Supplied information.

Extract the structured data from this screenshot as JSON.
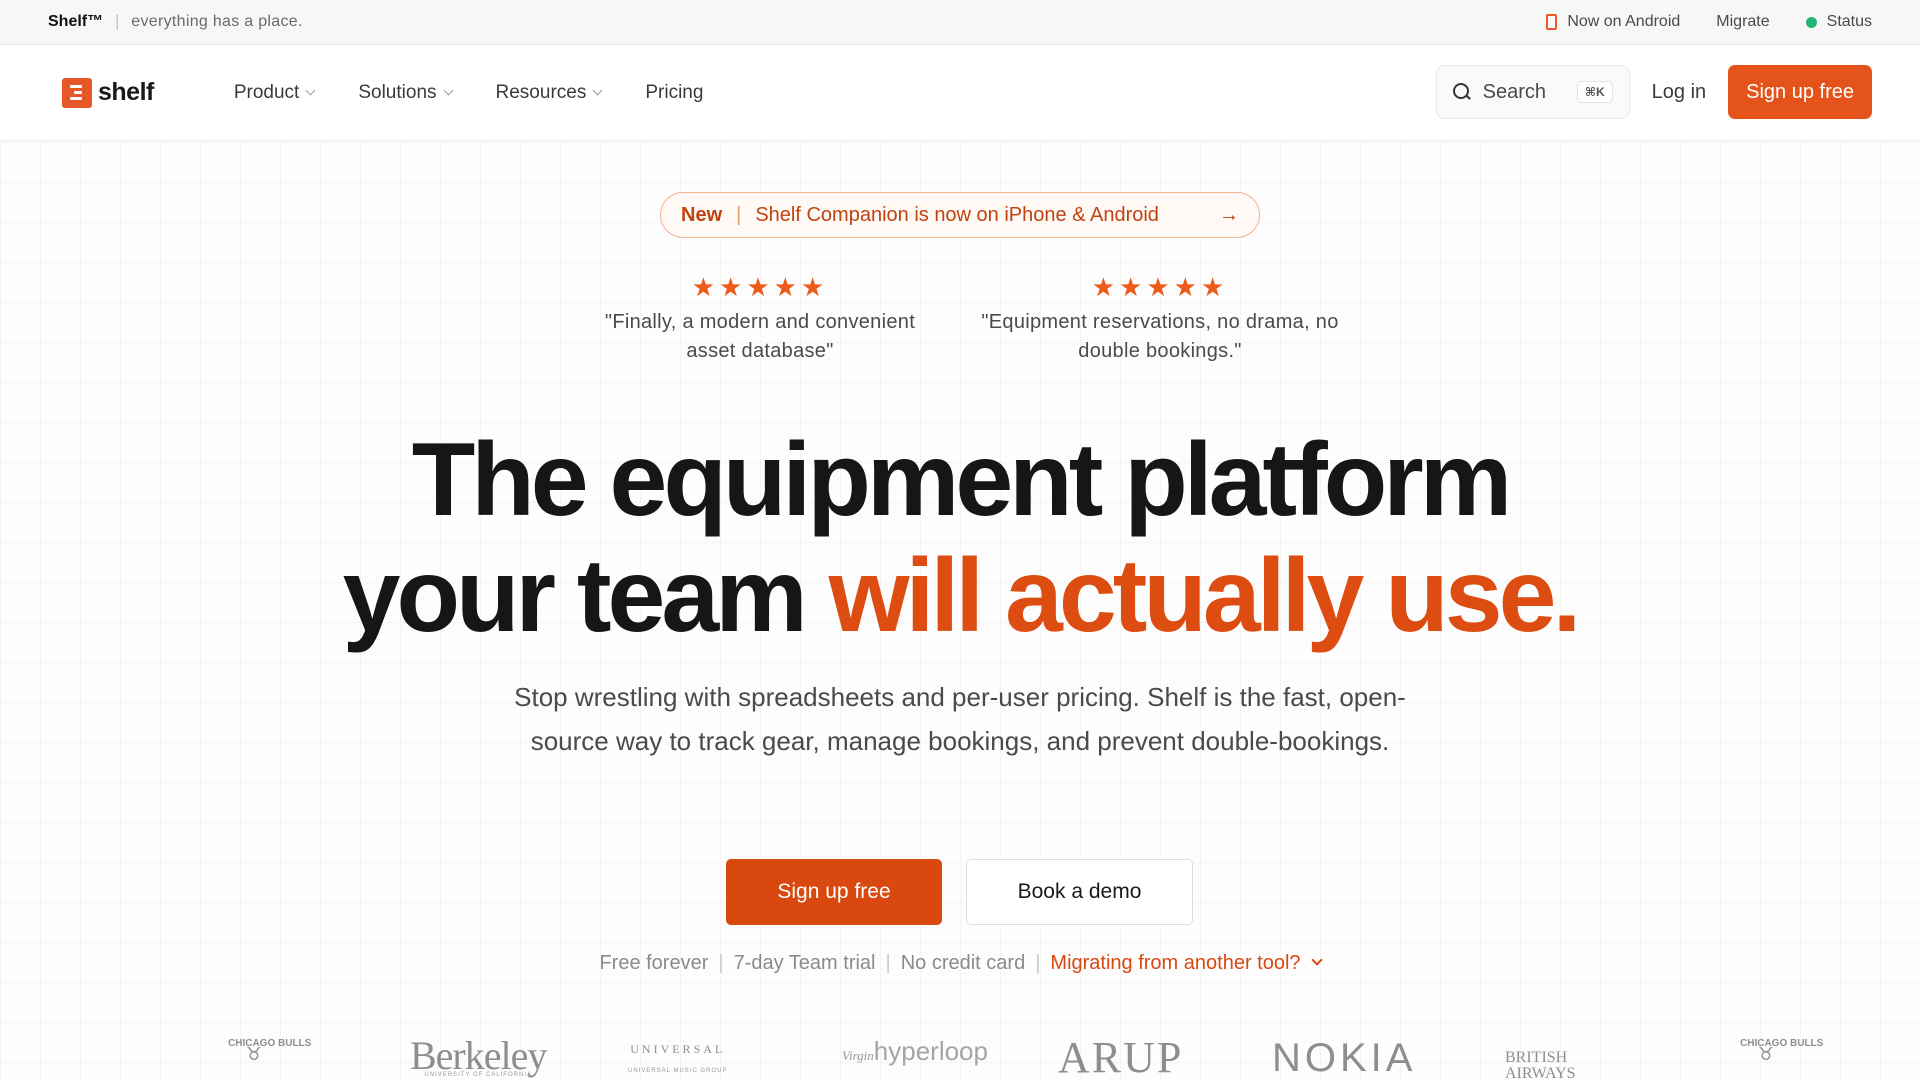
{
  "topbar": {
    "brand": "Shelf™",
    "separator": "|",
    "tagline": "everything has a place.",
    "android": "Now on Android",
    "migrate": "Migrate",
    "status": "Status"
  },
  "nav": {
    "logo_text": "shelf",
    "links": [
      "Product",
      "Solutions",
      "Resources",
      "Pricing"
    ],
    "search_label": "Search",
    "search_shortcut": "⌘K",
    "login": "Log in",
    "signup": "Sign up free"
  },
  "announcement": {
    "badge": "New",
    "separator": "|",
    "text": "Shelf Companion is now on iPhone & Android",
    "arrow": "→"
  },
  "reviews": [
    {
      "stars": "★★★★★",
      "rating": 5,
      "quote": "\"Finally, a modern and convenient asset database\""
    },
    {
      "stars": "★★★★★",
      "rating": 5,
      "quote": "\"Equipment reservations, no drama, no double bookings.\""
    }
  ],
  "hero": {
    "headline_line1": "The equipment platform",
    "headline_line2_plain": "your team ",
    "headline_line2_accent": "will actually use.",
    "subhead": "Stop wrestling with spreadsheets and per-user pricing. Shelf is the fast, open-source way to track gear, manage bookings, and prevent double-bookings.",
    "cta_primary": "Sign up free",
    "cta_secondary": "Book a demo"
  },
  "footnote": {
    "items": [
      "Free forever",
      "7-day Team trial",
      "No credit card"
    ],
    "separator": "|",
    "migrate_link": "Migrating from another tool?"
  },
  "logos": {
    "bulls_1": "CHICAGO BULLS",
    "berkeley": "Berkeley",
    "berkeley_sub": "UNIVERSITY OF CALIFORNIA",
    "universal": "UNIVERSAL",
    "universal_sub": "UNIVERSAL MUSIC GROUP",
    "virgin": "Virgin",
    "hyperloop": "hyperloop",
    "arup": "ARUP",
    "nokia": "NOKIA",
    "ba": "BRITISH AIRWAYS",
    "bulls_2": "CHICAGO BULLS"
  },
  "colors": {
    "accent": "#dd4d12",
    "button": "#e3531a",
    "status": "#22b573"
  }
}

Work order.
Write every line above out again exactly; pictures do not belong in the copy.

Solution.
Extract the structured data from this screenshot as JSON.
{
  "topbar": {
    "brand": "Shelf™",
    "separator": "|",
    "tagline": "everything has a place.",
    "android": "Now on Android",
    "migrate": "Migrate",
    "status": "Status"
  },
  "nav": {
    "logo_text": "shelf",
    "links": [
      "Product",
      "Solutions",
      "Resources",
      "Pricing"
    ],
    "search_label": "Search",
    "search_shortcut": "⌘K",
    "login": "Log in",
    "signup": "Sign up free"
  },
  "announcement": {
    "badge": "New",
    "separator": "|",
    "text": "Shelf Companion is now on iPhone & Android",
    "arrow": "→"
  },
  "reviews": [
    {
      "stars": "★★★★★",
      "rating": 5,
      "quote": "\"Finally, a modern and convenient asset database\""
    },
    {
      "stars": "★★★★★",
      "rating": 5,
      "quote": "\"Equipment reservations, no drama, no double bookings.\""
    }
  ],
  "hero": {
    "headline_line1": "The equipment platform",
    "headline_line2_plain": "your team ",
    "headline_line2_accent": "will actually use.",
    "subhead": "Stop wrestling with spreadsheets and per-user pricing. Shelf is the fast, open-source way to track gear, manage bookings, and prevent double-bookings.",
    "cta_primary": "Sign up free",
    "cta_secondary": "Book a demo"
  },
  "footnote": {
    "items": [
      "Free forever",
      "7-day Team trial",
      "No credit card"
    ],
    "separator": "|",
    "migrate_link": "Migrating from another tool?"
  },
  "logos": {
    "bulls_1": "CHICAGO BULLS",
    "berkeley": "Berkeley",
    "berkeley_sub": "UNIVERSITY OF CALIFORNIA",
    "universal": "UNIVERSAL",
    "universal_sub": "UNIVERSAL MUSIC GROUP",
    "virgin": "Virgin",
    "hyperloop": "hyperloop",
    "arup": "ARUP",
    "nokia": "NOKIA",
    "ba": "BRITISH AIRWAYS",
    "bulls_2": "CHICAGO BULLS"
  },
  "colors": {
    "accent": "#dd4d12",
    "button": "#e3531a",
    "status": "#22b573"
  }
}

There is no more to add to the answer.